Assignment:
From the entries below, pull out each line where "this" appears.

○ ○ ○ ○

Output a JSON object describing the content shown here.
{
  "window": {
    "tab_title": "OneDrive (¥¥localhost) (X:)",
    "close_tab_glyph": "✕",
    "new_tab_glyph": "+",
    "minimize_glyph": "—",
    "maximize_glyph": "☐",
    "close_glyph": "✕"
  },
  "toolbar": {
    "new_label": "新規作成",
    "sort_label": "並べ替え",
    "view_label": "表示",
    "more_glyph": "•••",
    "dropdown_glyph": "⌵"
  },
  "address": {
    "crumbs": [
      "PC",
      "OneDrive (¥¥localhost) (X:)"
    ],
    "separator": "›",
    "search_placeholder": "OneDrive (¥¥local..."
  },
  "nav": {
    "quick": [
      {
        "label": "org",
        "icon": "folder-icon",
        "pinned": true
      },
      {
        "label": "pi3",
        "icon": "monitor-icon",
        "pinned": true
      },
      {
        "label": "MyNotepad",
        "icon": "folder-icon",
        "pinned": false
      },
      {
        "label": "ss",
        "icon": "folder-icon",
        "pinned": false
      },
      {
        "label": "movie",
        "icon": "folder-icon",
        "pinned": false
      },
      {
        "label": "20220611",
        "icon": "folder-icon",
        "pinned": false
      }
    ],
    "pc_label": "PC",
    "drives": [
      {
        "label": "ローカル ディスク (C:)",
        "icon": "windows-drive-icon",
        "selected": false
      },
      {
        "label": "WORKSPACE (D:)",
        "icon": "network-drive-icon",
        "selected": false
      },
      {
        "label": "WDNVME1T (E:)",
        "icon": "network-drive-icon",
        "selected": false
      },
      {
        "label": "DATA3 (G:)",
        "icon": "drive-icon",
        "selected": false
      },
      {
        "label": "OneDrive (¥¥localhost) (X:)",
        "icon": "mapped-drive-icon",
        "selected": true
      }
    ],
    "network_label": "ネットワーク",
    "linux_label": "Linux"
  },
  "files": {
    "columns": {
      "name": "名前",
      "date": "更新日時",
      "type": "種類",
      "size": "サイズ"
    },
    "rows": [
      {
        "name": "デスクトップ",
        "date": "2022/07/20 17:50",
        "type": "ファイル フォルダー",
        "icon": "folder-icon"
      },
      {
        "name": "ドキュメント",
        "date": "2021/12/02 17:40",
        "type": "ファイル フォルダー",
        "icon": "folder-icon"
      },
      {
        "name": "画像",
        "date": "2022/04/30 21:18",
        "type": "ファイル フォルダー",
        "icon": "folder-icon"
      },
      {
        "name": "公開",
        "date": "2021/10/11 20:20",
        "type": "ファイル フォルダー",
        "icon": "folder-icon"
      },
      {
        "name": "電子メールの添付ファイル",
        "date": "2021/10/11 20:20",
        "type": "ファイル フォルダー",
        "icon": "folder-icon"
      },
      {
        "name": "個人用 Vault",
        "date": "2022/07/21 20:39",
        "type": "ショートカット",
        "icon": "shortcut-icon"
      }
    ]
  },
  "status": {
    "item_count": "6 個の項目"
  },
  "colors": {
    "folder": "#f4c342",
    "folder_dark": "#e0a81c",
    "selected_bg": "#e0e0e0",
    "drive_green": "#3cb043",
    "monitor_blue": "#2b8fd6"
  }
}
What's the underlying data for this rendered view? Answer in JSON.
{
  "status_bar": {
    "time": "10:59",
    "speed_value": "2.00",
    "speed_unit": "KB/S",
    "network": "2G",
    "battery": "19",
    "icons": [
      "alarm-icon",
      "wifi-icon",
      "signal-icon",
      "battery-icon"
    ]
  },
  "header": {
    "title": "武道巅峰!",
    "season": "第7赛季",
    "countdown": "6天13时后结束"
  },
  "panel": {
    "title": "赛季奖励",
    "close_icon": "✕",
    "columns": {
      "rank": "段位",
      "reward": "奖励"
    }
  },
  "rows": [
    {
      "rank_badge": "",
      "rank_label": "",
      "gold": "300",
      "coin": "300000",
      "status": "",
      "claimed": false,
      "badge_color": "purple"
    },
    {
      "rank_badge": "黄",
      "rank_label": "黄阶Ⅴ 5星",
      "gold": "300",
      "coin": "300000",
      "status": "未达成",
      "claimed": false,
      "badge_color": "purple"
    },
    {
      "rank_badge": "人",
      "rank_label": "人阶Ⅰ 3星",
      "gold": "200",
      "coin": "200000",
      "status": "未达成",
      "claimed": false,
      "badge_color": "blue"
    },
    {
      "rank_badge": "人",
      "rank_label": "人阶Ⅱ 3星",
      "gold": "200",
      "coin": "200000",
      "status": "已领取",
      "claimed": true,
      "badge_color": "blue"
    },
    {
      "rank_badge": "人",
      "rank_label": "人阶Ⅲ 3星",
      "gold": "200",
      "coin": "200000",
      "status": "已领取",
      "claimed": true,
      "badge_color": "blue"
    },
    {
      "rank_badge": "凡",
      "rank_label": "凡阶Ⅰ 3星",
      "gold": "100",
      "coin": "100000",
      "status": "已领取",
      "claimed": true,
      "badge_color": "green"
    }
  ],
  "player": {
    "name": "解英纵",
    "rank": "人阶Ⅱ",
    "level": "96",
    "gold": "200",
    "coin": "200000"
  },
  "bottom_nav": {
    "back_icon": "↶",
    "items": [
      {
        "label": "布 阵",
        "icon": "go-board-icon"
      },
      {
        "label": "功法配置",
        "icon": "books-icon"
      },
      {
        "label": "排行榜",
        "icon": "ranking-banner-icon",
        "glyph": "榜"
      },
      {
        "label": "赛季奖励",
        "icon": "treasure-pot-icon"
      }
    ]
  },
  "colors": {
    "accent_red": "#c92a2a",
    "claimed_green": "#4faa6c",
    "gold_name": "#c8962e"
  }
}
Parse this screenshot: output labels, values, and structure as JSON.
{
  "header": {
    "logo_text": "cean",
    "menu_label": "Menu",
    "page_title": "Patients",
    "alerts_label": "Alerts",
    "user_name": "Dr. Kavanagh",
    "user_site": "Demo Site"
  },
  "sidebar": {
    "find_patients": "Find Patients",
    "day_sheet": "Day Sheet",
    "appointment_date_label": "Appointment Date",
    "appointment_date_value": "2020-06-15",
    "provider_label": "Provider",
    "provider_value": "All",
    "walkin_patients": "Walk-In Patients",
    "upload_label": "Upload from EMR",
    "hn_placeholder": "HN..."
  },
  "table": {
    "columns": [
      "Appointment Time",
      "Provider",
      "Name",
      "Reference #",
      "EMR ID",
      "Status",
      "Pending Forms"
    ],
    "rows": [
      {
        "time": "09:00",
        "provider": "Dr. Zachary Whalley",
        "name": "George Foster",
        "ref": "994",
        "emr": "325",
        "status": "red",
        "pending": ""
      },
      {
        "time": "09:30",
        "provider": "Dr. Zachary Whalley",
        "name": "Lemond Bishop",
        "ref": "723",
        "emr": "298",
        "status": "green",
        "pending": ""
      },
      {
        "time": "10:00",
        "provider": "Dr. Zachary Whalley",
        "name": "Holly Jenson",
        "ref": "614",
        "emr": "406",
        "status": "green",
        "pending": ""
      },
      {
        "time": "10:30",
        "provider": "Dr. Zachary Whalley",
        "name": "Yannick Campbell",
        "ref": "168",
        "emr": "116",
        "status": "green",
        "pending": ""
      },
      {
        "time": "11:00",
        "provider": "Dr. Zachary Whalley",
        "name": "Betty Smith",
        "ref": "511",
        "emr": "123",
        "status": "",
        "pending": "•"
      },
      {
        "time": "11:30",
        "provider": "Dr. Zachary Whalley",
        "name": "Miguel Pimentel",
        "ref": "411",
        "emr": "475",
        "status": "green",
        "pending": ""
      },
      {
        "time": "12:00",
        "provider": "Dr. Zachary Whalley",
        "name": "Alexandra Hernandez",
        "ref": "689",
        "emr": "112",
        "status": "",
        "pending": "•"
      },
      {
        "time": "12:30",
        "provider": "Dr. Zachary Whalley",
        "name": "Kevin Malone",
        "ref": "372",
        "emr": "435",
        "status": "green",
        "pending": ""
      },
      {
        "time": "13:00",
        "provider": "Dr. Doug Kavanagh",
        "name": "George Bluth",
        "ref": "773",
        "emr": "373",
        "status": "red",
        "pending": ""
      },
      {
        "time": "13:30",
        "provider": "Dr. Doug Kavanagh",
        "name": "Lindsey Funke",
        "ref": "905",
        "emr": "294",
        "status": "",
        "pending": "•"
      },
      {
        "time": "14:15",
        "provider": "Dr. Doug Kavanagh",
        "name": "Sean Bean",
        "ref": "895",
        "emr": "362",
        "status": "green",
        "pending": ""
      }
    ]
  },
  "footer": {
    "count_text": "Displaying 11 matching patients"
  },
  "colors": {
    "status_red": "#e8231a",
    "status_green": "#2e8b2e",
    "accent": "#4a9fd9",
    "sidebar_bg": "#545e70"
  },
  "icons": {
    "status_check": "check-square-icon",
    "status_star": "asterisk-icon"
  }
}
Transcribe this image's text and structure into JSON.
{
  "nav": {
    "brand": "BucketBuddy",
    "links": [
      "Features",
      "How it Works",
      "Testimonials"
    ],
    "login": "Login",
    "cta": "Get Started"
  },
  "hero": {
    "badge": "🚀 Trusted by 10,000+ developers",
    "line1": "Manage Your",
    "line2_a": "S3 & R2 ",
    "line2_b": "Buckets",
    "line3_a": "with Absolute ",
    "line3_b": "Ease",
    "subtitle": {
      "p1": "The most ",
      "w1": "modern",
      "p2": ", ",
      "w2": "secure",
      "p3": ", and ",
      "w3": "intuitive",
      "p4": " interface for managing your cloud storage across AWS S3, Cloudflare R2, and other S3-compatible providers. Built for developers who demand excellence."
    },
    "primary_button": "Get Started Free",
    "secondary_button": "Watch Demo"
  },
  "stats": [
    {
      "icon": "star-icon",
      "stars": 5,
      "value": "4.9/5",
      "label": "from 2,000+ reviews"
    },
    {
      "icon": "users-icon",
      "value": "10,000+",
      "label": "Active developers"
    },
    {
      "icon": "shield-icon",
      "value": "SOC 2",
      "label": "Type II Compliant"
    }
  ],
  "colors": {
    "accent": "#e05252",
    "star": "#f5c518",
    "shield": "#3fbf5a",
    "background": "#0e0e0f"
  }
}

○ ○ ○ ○

Task result:
What's the underlying data for this rendered view? Answer in JSON.
Parse this screenshot: output labels, values, and structure as JSON.
Transcribe this image's text and structure into JSON.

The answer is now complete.